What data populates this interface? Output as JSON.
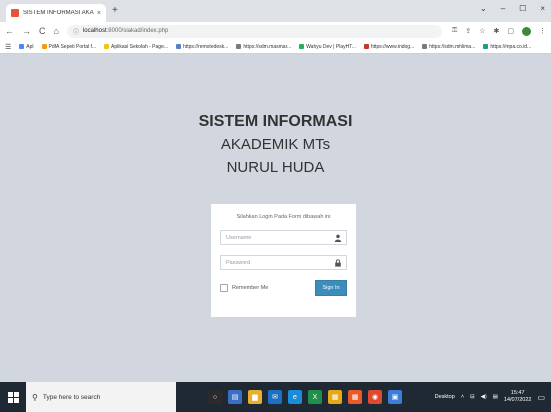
{
  "browser": {
    "tab_title": "SISTEM INFORMASI AKADEMIK M",
    "tab_close": "×",
    "new_tab": "+",
    "window_controls": [
      "⌄",
      "–",
      "☐",
      "×"
    ],
    "nav": {
      "back": "←",
      "forward": "→",
      "reload": "C",
      "home": "⌂"
    },
    "url_host": "localhost",
    "url_path": ":8000/siakad/index.php",
    "bookmarks": [
      {
        "label": "Apl",
        "color": "#4a8af4"
      },
      {
        "label": "PdfA Sepeti Portal f...",
        "color": "#f39c12"
      },
      {
        "label": "Aplikasi Sekolah - Page...",
        "color": "#f1c40f"
      },
      {
        "label": "https://remotedesk...",
        "color": "#5b7ec7"
      },
      {
        "label": "https://sdm.masmar...",
        "color": "#7a7a7a"
      },
      {
        "label": "Wahyu Dev | PlayHT...",
        "color": "#27ae60"
      },
      {
        "label": "https://www.indog...",
        "color": "#c0392b"
      },
      {
        "label": "https://sdm.mhlima...",
        "color": "#7a7a7a"
      },
      {
        "label": "https://mpa.co.id...",
        "color": "#16a085"
      }
    ]
  },
  "page": {
    "title_line1": "SISTEM INFORMASI",
    "title_line2": "AKADEMIK MTs",
    "title_line3": "NURUL HUDA",
    "login": {
      "message": "Silahkan Login Pada Form dibawah ini",
      "username_placeholder": "Username",
      "password_placeholder": "Password",
      "remember_label": "Remember Me",
      "signin_label": "Sign In"
    }
  },
  "taskbar": {
    "search_placeholder": "Type here to search",
    "desktop_label": "Desktop",
    "time": "15:47",
    "date": "14/07/2022",
    "task_icons": [
      {
        "name": "cortana-icon",
        "color": "#2b2b2b",
        "glyph": "○"
      },
      {
        "name": "task-view-icon",
        "color": "#3a6fc4",
        "glyph": "▤"
      },
      {
        "name": "file-explorer-icon",
        "color": "#e8b030",
        "glyph": "▆"
      },
      {
        "name": "mail-icon",
        "color": "#1e6fc4",
        "glyph": "✉"
      },
      {
        "name": "edge-icon",
        "color": "#1a8cd8",
        "glyph": "e"
      },
      {
        "name": "excel-icon",
        "color": "#1f8f4a",
        "glyph": "X"
      },
      {
        "name": "app-yellow-icon",
        "color": "#e6a817",
        "glyph": "▦"
      },
      {
        "name": "app-orange-icon",
        "color": "#e85a2a",
        "glyph": "▦"
      },
      {
        "name": "chrome-icon",
        "color": "#e0482f",
        "glyph": "◉"
      },
      {
        "name": "app-blue-icon",
        "color": "#3b7dd8",
        "glyph": "▣"
      }
    ]
  },
  "colors": {
    "page_bg": "#d2d6de",
    "button_primary": "#3c8dbc",
    "taskbar_bg": "#1f2933"
  }
}
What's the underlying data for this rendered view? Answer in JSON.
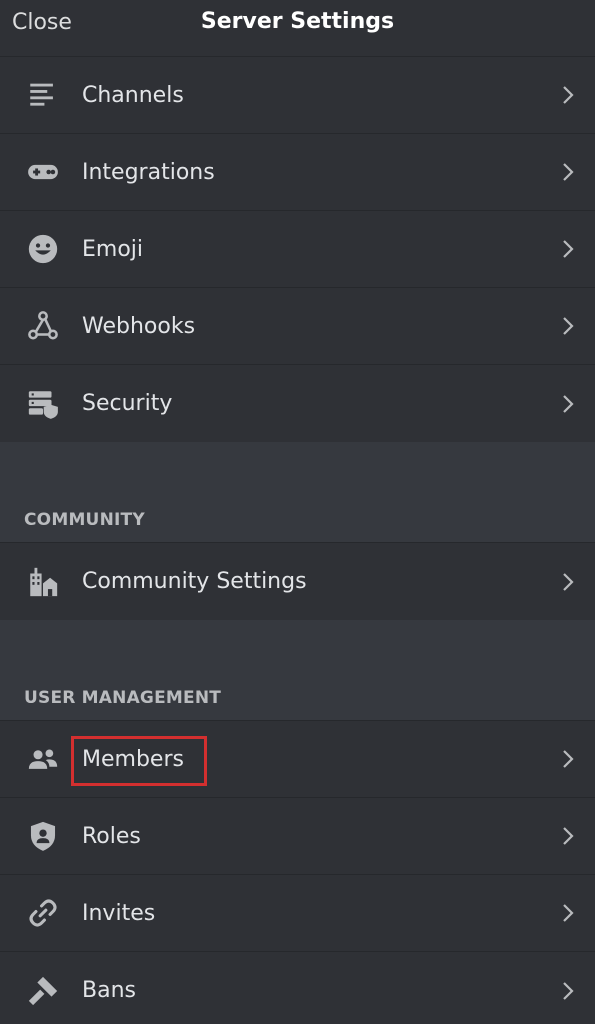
{
  "header": {
    "close_label": "Close",
    "title": "Server Settings"
  },
  "groups": {
    "main": [
      {
        "label": "Channels",
        "icon": "channels-icon"
      },
      {
        "label": "Integrations",
        "icon": "gamepad-icon"
      },
      {
        "label": "Emoji",
        "icon": "emoji-icon"
      },
      {
        "label": "Webhooks",
        "icon": "webhooks-icon"
      },
      {
        "label": "Security",
        "icon": "security-icon"
      }
    ],
    "community": {
      "header": "COMMUNITY",
      "items": [
        {
          "label": "Community Settings",
          "icon": "community-icon"
        }
      ]
    },
    "user_management": {
      "header": "USER MANAGEMENT",
      "items": [
        {
          "label": "Members",
          "icon": "members-icon"
        },
        {
          "label": "Roles",
          "icon": "shield-user-icon"
        },
        {
          "label": "Invites",
          "icon": "link-icon"
        },
        {
          "label": "Bans",
          "icon": "hammer-icon"
        }
      ]
    }
  },
  "colors": {
    "background": "#36393f",
    "panel": "#2f3136",
    "text": "#e3e5e8",
    "muted": "#b9bbbe",
    "highlight": "#d32f2f"
  }
}
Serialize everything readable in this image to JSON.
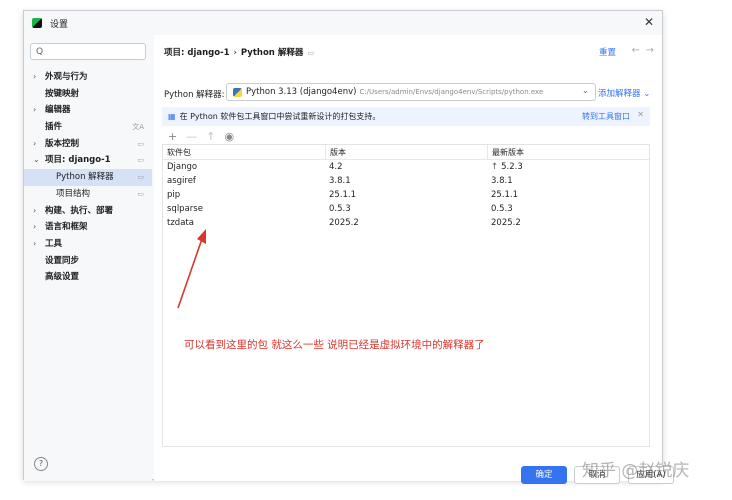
{
  "window": {
    "title": "设置",
    "close_glyph": "✕"
  },
  "sidebar": {
    "search_glyph": "Q",
    "items": [
      {
        "label": "外观与行为",
        "arrow": "›",
        "side_icon": ""
      },
      {
        "label": "按键映射",
        "arrow": "",
        "side_icon": ""
      },
      {
        "label": "编辑器",
        "arrow": "›",
        "side_icon": ""
      },
      {
        "label": "插件",
        "arrow": "",
        "side_icon": "文A"
      },
      {
        "label": "版本控制",
        "arrow": "›",
        "side_icon": "▭"
      },
      {
        "label": "项目: django-1",
        "arrow": "⌄",
        "side_icon": "▭"
      },
      {
        "label": "Python 解释器",
        "arrow": "",
        "side_icon": "▭"
      },
      {
        "label": "项目结构",
        "arrow": "",
        "side_icon": "▭"
      },
      {
        "label": "构建、执行、部署",
        "arrow": "›",
        "side_icon": ""
      },
      {
        "label": "语言和框架",
        "arrow": "›",
        "side_icon": ""
      },
      {
        "label": "工具",
        "arrow": "›",
        "side_icon": ""
      },
      {
        "label": "设置同步",
        "arrow": "",
        "side_icon": ""
      },
      {
        "label": "高级设置",
        "arrow": "",
        "side_icon": ""
      }
    ],
    "help_glyph": "?"
  },
  "header": {
    "crumb_project": "项目: django-1",
    "crumb_sep": "›",
    "crumb_page": "Python 解释器",
    "pin_glyph": "▭",
    "reset_label": "重置",
    "back_glyph": "←",
    "fwd_glyph": "→"
  },
  "interpreter": {
    "label": "Python 解释器:",
    "name": "Python 3.13 (django4env)",
    "path": "C:/Users/admin/Envs/django4env/Scripts/python.exe",
    "caret": "⌄",
    "add_label": "添加解释器 ⌄"
  },
  "banner": {
    "icon": "▦",
    "text": "在 Python 软件包工具窗口中尝试重新设计的打包支持。",
    "link": "转到工具窗口",
    "close": "✕"
  },
  "toolbar": {
    "add": "+",
    "remove": "—",
    "upgrade": "↑",
    "eye": "◉"
  },
  "table": {
    "columns": [
      "软件包",
      "版本",
      "最新版本"
    ],
    "upgrade_glyph": "↑",
    "rows": [
      {
        "name": "Django",
        "version": "4.2",
        "latest": "5.2.3",
        "upgrade": true
      },
      {
        "name": "asgiref",
        "version": "3.8.1",
        "latest": "3.8.1",
        "upgrade": false
      },
      {
        "name": "pip",
        "version": "25.1.1",
        "latest": "25.1.1",
        "upgrade": false
      },
      {
        "name": "sqlparse",
        "version": "0.5.3",
        "latest": "0.5.3",
        "upgrade": false
      },
      {
        "name": "tzdata",
        "version": "2025.2",
        "latest": "2025.2",
        "upgrade": false
      }
    ]
  },
  "annotation": {
    "text": "可以看到这里的包 就这么一些  说明已经是虚拟环境中的解释器了",
    "color": "#d9362c"
  },
  "buttons": {
    "ok": "确定",
    "cancel": "取消",
    "apply": "应用(A)"
  },
  "watermark": "知乎 @赵锐庆",
  "colors": {
    "accent": "#3574f0",
    "selected_bg": "#d5e1f5",
    "banner_bg": "#edf3ff"
  }
}
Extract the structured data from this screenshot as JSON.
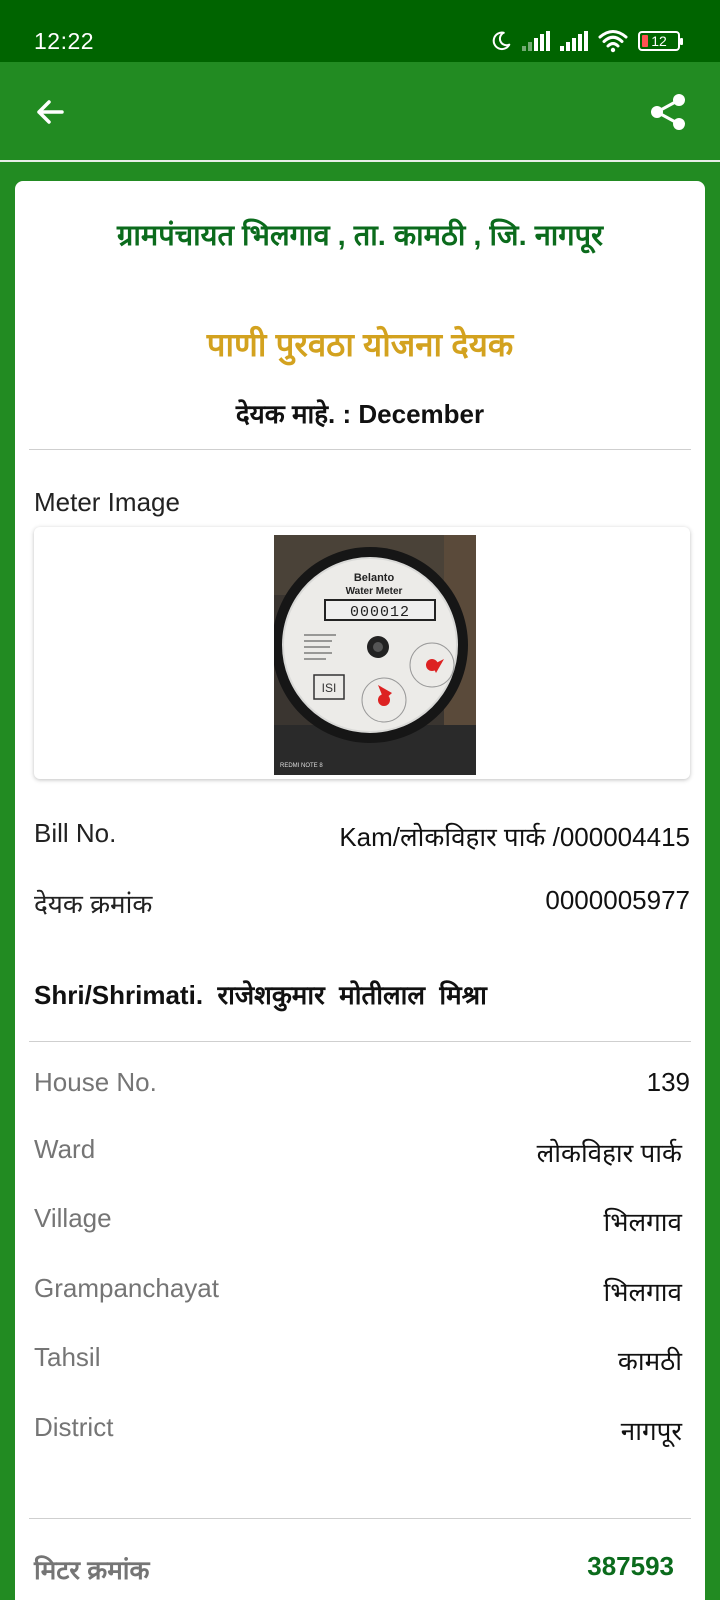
{
  "status_bar": {
    "time": "12:22",
    "battery": "12"
  },
  "bill": {
    "grampanchayat_title": "ग्रामपंचायत भिलगाव , ता. कामठी , जि. नागपूर",
    "scheme_title": "पाणी पुरवठा योजना देयक",
    "month_line": "देयक माहे. : December",
    "meter_image_label": "Meter Image",
    "bill_no_label": "Bill No.",
    "bill_no_value": "Kam/लोकविहार पार्क /000004415",
    "deyak_label": "देयक क्रमांक",
    "deyak_value": "0000005977",
    "owner": "Shri/Shrimati.  राजेशकुमार  मोतीलाल  मिश्रा",
    "details": [
      {
        "label": "House No.",
        "value": "139"
      },
      {
        "label": "Ward",
        "value": "लोकविहार पार्क"
      },
      {
        "label": "Village",
        "value": "भिलगाव"
      },
      {
        "label": "Grampanchayat",
        "value": "भिलगाव"
      },
      {
        "label": "Tahsil",
        "value": "कामठी"
      },
      {
        "label": "District",
        "value": "नागपूर"
      }
    ],
    "meter_no_label": "मिटर क्रमांक",
    "meter_no_value": "387593"
  },
  "meter_photo": {
    "brand": "Belanto",
    "type": "Water Meter",
    "digits": "000012",
    "watermark": "REDMI NOTE 8"
  },
  "colors": {
    "app_green": "#228B22",
    "status_green": "#006400",
    "title_green": "#0b6b1c",
    "title_gold": "#d3a21f",
    "label_grey": "#757575"
  },
  "icons": {
    "back": "arrow-left",
    "share": "share-nodes",
    "dnd": "moon",
    "wifi": "wifi",
    "battery": "battery-low"
  }
}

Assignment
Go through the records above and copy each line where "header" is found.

Expected output
  "header": {
      "header": "COMMUNITY",
      "header": "USER MANAGEMENT",
  "header": {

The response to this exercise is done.